>>

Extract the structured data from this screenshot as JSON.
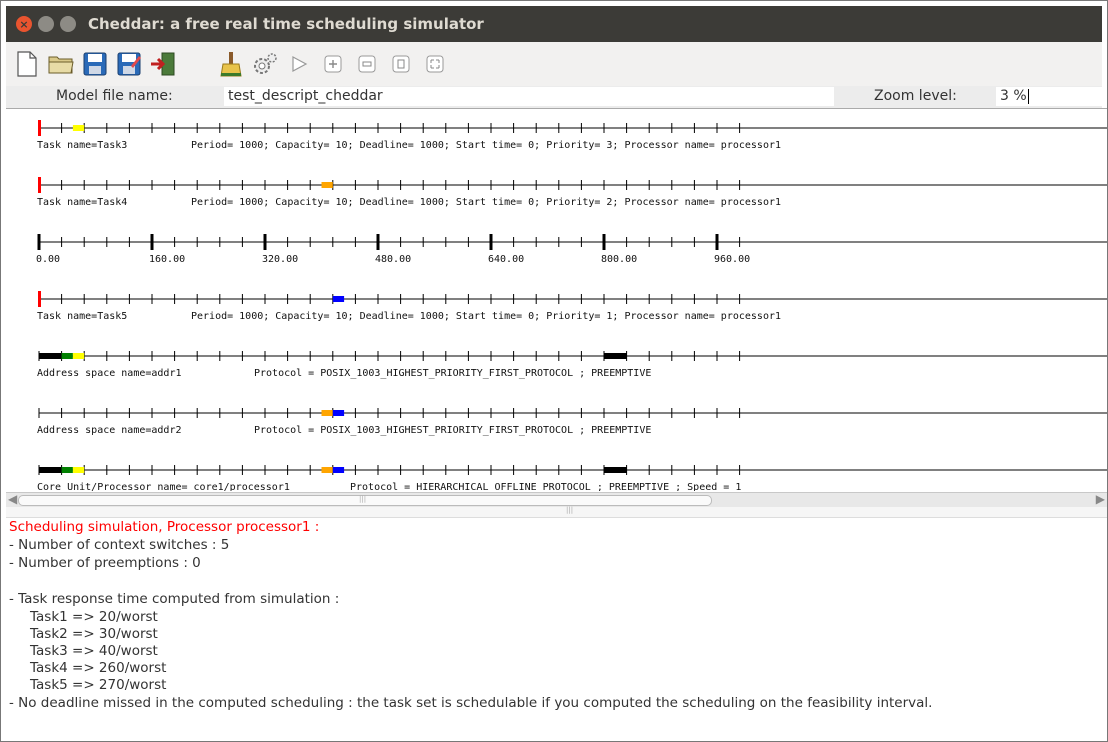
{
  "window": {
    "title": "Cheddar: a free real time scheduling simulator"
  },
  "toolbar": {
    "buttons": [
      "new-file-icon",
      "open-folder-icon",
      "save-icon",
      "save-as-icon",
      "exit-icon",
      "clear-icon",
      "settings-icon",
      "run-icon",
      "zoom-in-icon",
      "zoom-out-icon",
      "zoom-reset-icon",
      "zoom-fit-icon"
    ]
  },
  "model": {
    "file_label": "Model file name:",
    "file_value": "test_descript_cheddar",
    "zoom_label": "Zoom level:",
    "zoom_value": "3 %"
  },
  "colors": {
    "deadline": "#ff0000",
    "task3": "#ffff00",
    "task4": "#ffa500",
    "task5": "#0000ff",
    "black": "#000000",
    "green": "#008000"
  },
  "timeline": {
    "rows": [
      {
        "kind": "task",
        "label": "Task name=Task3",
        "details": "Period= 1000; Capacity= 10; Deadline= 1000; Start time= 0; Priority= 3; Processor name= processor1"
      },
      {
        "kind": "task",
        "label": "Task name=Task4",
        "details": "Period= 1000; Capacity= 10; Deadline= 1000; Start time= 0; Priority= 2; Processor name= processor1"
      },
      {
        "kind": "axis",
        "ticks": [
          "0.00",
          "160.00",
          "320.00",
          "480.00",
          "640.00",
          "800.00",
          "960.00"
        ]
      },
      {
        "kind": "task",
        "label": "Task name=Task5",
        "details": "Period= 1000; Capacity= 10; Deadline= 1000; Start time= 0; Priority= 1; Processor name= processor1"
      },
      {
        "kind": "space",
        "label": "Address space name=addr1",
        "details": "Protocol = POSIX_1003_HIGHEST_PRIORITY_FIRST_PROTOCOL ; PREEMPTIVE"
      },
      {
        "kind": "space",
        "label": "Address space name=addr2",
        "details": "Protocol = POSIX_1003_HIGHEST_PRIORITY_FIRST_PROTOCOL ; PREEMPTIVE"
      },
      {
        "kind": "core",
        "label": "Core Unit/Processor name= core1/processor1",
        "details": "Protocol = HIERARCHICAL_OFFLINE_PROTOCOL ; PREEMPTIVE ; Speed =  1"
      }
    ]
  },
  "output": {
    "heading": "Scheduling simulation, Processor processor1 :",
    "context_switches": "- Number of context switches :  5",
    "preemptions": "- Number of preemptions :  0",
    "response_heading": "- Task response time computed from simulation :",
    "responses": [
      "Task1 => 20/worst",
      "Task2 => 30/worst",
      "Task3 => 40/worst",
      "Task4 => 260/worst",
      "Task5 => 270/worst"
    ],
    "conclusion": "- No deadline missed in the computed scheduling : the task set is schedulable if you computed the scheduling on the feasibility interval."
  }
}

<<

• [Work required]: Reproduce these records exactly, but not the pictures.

• [Written answer]:
Extract the structured data from this screenshot as JSON.
{
  "window": {
    "title": "Cheddar: a free real time scheduling simulator"
  },
  "toolbar": {
    "buttons": [
      "new-file-icon",
      "open-folder-icon",
      "save-icon",
      "save-as-icon",
      "exit-icon",
      "clear-icon",
      "settings-icon",
      "run-icon",
      "zoom-in-icon",
      "zoom-out-icon",
      "zoom-reset-icon",
      "zoom-fit-icon"
    ]
  },
  "model": {
    "file_label": "Model file name:",
    "file_value": "test_descript_cheddar",
    "zoom_label": "Zoom level:",
    "zoom_value": "3 %"
  },
  "colors": {
    "deadline": "#ff0000",
    "task3": "#ffff00",
    "task4": "#ffa500",
    "task5": "#0000ff",
    "black": "#000000",
    "green": "#008000"
  },
  "timeline": {
    "rows": [
      {
        "kind": "task",
        "label": "Task name=Task3",
        "details": "Period= 1000; Capacity= 10; Deadline= 1000; Start time= 0; Priority= 3; Processor name= processor1"
      },
      {
        "kind": "task",
        "label": "Task name=Task4",
        "details": "Period= 1000; Capacity= 10; Deadline= 1000; Start time= 0; Priority= 2; Processor name= processor1"
      },
      {
        "kind": "axis",
        "ticks": [
          "0.00",
          "160.00",
          "320.00",
          "480.00",
          "640.00",
          "800.00",
          "960.00"
        ]
      },
      {
        "kind": "task",
        "label": "Task name=Task5",
        "details": "Period= 1000; Capacity= 10; Deadline= 1000; Start time= 0; Priority= 1; Processor name= processor1"
      },
      {
        "kind": "space",
        "label": "Address space name=addr1",
        "details": "Protocol = POSIX_1003_HIGHEST_PRIORITY_FIRST_PROTOCOL ; PREEMPTIVE"
      },
      {
        "kind": "space",
        "label": "Address space name=addr2",
        "details": "Protocol = POSIX_1003_HIGHEST_PRIORITY_FIRST_PROTOCOL ; PREEMPTIVE"
      },
      {
        "kind": "core",
        "label": "Core Unit/Processor name= core1/processor1",
        "details": "Protocol = HIERARCHICAL_OFFLINE_PROTOCOL ; PREEMPTIVE ; Speed =  1"
      }
    ]
  },
  "output": {
    "heading": "Scheduling simulation, Processor processor1 :",
    "context_switches": "- Number of context switches :  5",
    "preemptions": "- Number of preemptions :  0",
    "response_heading": "- Task response time computed from simulation :",
    "responses": [
      "Task1 => 20/worst",
      "Task2 => 30/worst",
      "Task3 => 40/worst",
      "Task4 => 260/worst",
      "Task5 => 270/worst"
    ],
    "conclusion": "- No deadline missed in the computed scheduling : the task set is schedulable if you computed the scheduling on the feasibility interval."
  }
}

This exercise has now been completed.